Electronic Thesis and Dissertation Repository

Thesis Format



Master of Science


Health and Rehabilitation Sciences


Savundranayagam, Marie Y.


There is limited literature focused on formal caregivers’ communication with persons living with dementia (PLWD) in home settings. Yet, there is an expected need and demand for formal caregiver support within home care. Thus, the aim of this hermeneutic phenomenological study was to understand better the lived experiences of personal support workers (PSWs) during their communication with PLWD in home environments. Three major themes were identified through thematic analysis of semi-structured interviews (N=15): (1) challenged by dementia-related impairments; (2) valuing communication in care; and (3) home is a personal space. Findings reveal that PSWs experience difficulties communicating with PLWD, despite recognizing the importance of communication in providing optimal care. The findings suggest that while PSWs possess good intentions, they do not possess the skills necessary to ensure effective interactions. Findings have implications for optimizing practice and enhancing quality of care.

Summary for Lay Audience
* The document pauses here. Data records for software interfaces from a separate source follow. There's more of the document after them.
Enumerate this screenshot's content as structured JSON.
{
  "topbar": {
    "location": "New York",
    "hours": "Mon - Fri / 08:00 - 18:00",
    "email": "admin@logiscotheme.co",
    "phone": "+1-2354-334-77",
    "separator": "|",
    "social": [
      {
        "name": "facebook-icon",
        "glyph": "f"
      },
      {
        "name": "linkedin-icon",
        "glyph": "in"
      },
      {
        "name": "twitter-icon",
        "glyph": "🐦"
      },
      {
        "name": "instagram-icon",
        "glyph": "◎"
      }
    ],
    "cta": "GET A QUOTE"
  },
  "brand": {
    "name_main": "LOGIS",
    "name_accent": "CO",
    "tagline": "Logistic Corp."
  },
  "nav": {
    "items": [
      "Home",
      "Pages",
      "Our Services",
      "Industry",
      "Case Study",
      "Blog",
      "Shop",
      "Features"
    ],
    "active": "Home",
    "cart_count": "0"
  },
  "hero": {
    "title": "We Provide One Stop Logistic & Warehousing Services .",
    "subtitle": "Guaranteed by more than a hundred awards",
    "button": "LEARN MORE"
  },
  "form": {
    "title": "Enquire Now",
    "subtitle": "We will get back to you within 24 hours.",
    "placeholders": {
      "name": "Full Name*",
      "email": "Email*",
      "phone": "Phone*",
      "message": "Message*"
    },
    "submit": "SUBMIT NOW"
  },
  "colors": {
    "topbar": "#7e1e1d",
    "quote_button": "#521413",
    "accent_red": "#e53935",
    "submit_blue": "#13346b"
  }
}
Dementia is a general term used to describe a collection of symptoms that are caused by diseases that affect the brain. Numerous diseases can cause dementia, including Alzheimer’s disease, Parkinson’s disease, and stroke. Symptoms of dementia include, but are not limited to, memory loss, confusion, communication problems and difficulties with thinking. Difficulties with communication impact caregivers who provide care for persons living with dementia. The current study aimed to understand better the lived experiences regarding communication between formal caregivers, specifically personal support workers, and persons living with dementia who reside in their own homes. The study focused on the home care environment because there is a lack of literature focused specifically on the experiences of communicating within the formal home care setting. Much of what is known currently comes from long-term care home settings, or informal home care contexts. However, it is expected that more formal home care will be provided to PLWD in their own homes. One in-depth interview was performed with each participant (N=15) in the study. Three themes were identified: (1) challenged by dementia-related impairments; (2) valuing communication in care; and (3) home is a personal space. Findings suggest that PSWs need additional education and training in order to enhance their communication skills and to improve the overall quality of care provided to persons living with dementia. Similarly, findings suggest that family caregivers of PLWD require dementia-related education and training, as well as resources outlining effective communication strategies to use with their relative living with dementia. Home care agencies can provide these resources to family members of PLWD, and should support PSWs further by offering continuing education and training, providing information regarding clients’ social history, improving and standardizing documentation procedures, ensuring continuity of care, and reducing employer-level barriers experienced by PSWs in relation to accessing education and training opportunities.